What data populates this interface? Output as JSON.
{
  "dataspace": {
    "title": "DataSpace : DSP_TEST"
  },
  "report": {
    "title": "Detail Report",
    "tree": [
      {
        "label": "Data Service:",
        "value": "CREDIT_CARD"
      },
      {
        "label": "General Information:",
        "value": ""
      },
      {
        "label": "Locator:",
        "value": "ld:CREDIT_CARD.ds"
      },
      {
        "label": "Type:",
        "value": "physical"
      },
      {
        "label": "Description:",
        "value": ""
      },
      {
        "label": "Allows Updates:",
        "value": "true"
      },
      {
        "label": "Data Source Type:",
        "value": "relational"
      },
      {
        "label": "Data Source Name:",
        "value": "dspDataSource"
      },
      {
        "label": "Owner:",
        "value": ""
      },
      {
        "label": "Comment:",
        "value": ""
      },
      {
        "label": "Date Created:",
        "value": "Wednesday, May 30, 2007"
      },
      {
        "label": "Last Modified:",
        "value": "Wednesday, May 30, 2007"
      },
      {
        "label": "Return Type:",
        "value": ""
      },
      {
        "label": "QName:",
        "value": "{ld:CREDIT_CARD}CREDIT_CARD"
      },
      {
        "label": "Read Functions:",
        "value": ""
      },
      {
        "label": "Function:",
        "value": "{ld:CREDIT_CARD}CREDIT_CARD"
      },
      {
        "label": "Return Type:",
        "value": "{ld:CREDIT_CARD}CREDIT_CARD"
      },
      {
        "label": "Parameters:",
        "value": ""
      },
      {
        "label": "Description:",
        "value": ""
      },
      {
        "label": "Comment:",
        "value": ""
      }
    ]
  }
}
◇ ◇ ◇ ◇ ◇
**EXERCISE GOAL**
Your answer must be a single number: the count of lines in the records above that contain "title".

**ANSWER TO THE PROBLEM**
2